Posts Tagged class

Blackwork Embroidery Make-and-Take Needlebook Class

31 December 2011

I am teaching my first class in blackwork embroidery at Twelfth Night in the Canton of Ealdonordwuda on at 2:00 pm on January 7th, 2012, and my next class will be at Val Day on February 11 in the Canton of Three Hills! The class is an introduction to the beautiful blackwork embroidery popular during the 16th century. Students will receive a small kit with everything they need to make a simple needlebook case, including:

Blackwork Embroidery Kit

  • 10 yards of black silk thread
  • One #24 tapestry needle
  • One 3″ x 4″ piece of 18-count Aida cloth
  • One 3″ x 4″ piece of 32-count linen cloth
  • Two 3″ x 4″ pieces of black wool
  • Beeswax
  • A Little Black Book of Blackwork (16-page booklet with instructions and pattern)
  • Wooden box
  • Students will have the choice to use either the Aida cloth or the linen cloth (it’s easier to see the threads on the Aids cloth, but the linen cloth is actually period-appropriate) as well as the choice to make a small design or a more elaborate one. It’s possible to start with the simple design and move to the more elaborate design if it’s appealing. Here is the simple design on Aida cloth, which I anticipate can be completed within the space of my class:

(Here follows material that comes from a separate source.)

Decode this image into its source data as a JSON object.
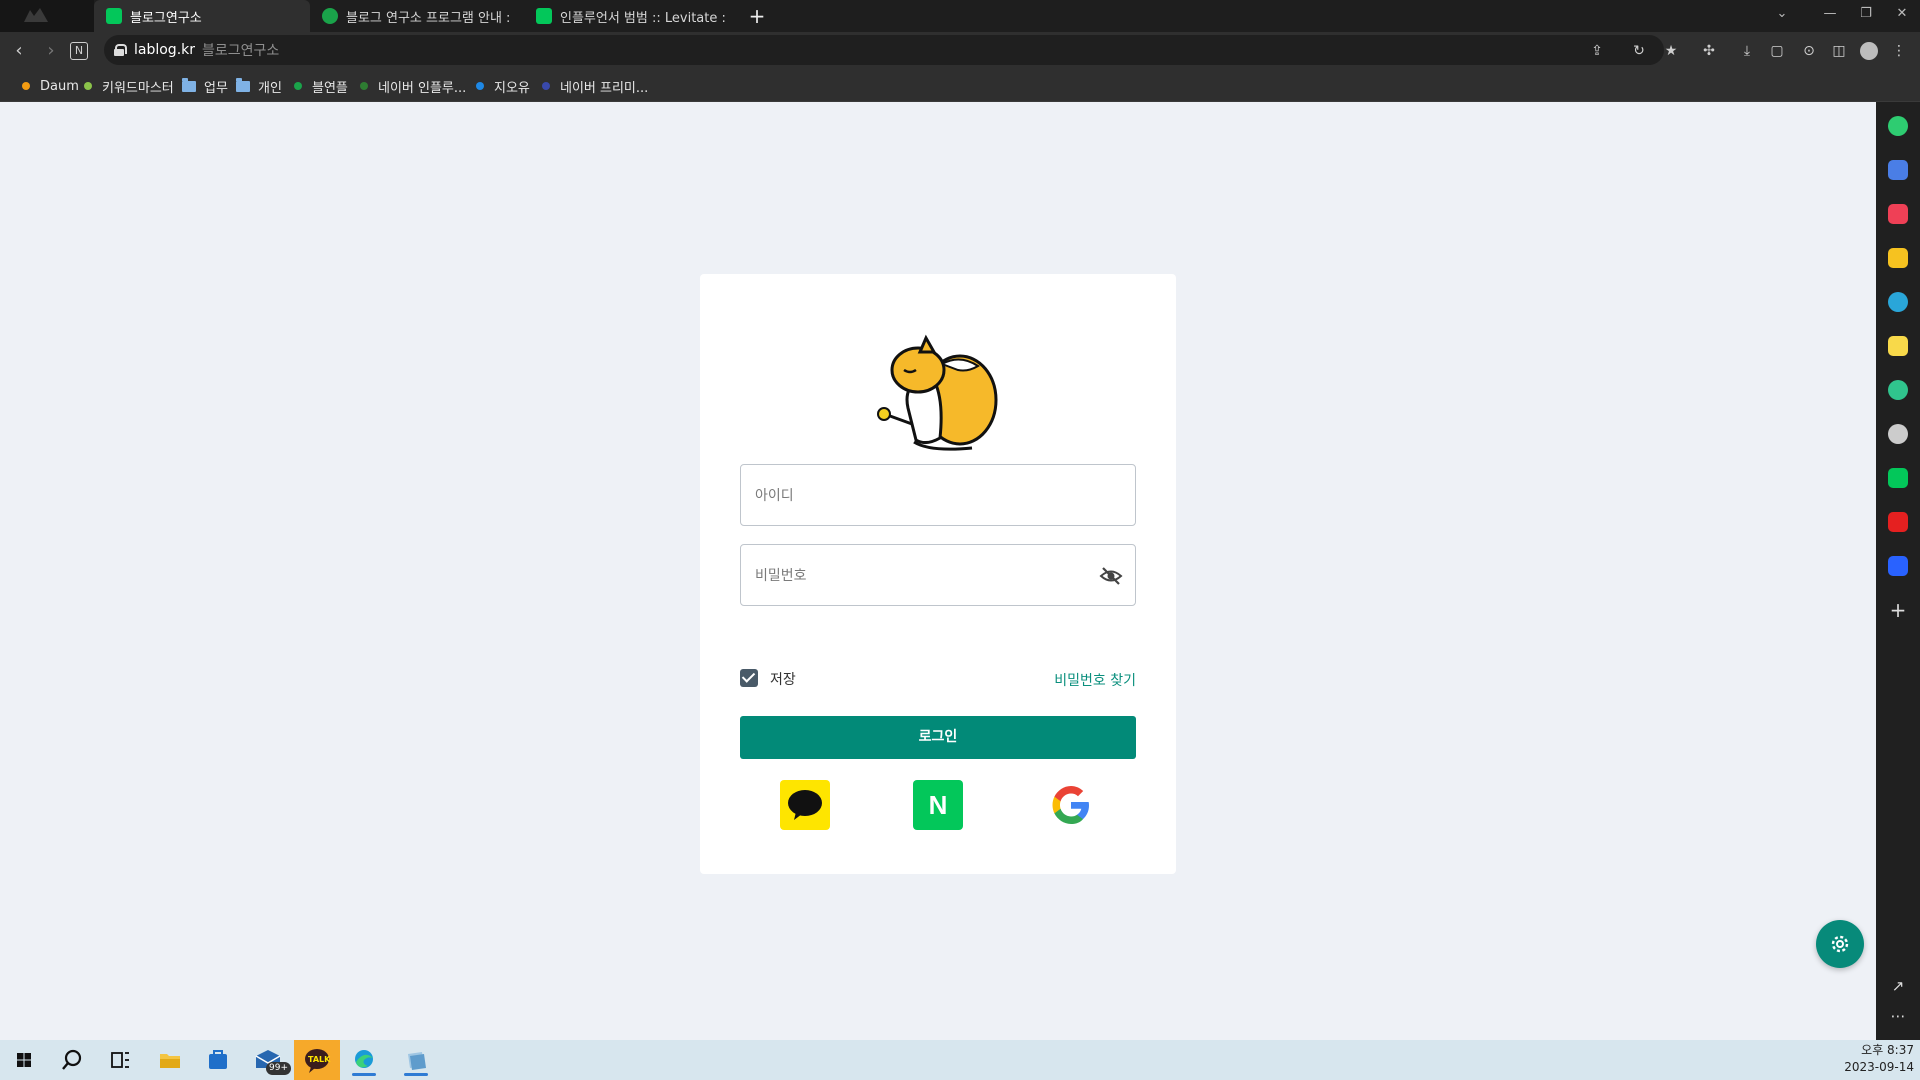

    A Simple Blackwork Needlebook

    The blackwork design on my needlebook is based on the blackwork collar seen in the miniature of Mrs Jane Small by Hans Holbein in 1536. I did alter the pattern very slightly to depict a small heart rather than a cross inside the diamond, but otherwise I believe it appears very similar.

    Jane Small and her blackwork (red and gold line = original; blue line = my modifications)

    I’ve charted the pattern out so that it can be stitched to appear the same on the reverse side of the fabric, too! Here is the reverse of the simple diamond-and-heart design:

    Blackwork can be reversible!

    When the needlebook is complete, it fits neatly inside the lid of the wooden box, which an in turn be used as a small sewing kit!

    Needlebook inside box

    Concepts that will be taught during the class and/or covered in the booklet:

    • Brief history of blackwork
    • Stitches employed in blackwork embroidery (backstitch, Holbein, etc.)
    • Materials required (fabric, thread, needle, etc.)
    • How to count threads in fabric
    • How to wax and thread the needle
    • How to start with a “waste knot” and how to finish to minimize knots and tails
    • How to stitch a reversible design
    • Tips and tricks (lighting, posture, untwisting thread, pattern marking, etc.)

    There is no fee for the blackwork kit. Students should bring a pair of scissors and reading glasses if they need help to see small things up close. There is a limit of 12 kits (first come, first serve), but observers are welcome. This is the actual class description as it appears on the Class Schedule:

    Blackwork Embroidery Make-and-Take
    Instructor: Lady Genoveva von Lübeck
    Ever been curious about the stunningly detailed blackwork embroidery popular during the later periods? In this class you will learn the basic techniques of blackwork, including the Holbein (double running) stitch and backstitch, and tips on preparing your ground cloth, starting and stopping stitches, and using beeswax to strengthen and aid stitching. No embroidery experience necessary! Also covered will be a brief history and ideas on finding historically-based patterns. Participants will receive a “make-and-take” blackwork kit that includes everything you need to make a small needlebook with a blackworked embroidery cover (thread, needle, cloth, and instructional booklet). Please bring a pair of scissors and magnifying glasses if you have any difficulties seeing up close (I will have a couple of these on hand if necessary, too).
    Class limit: 12 for hands-on and kits, but watchers are always welcome.

    I’m really excited about teaching this class, and I hope I get to pass on what I’ve learned to others.

    Update: My first class was a success! So far I have seen evidence that four of my students completed their blackwork kits at home, which thrills me to no end! Read about it here.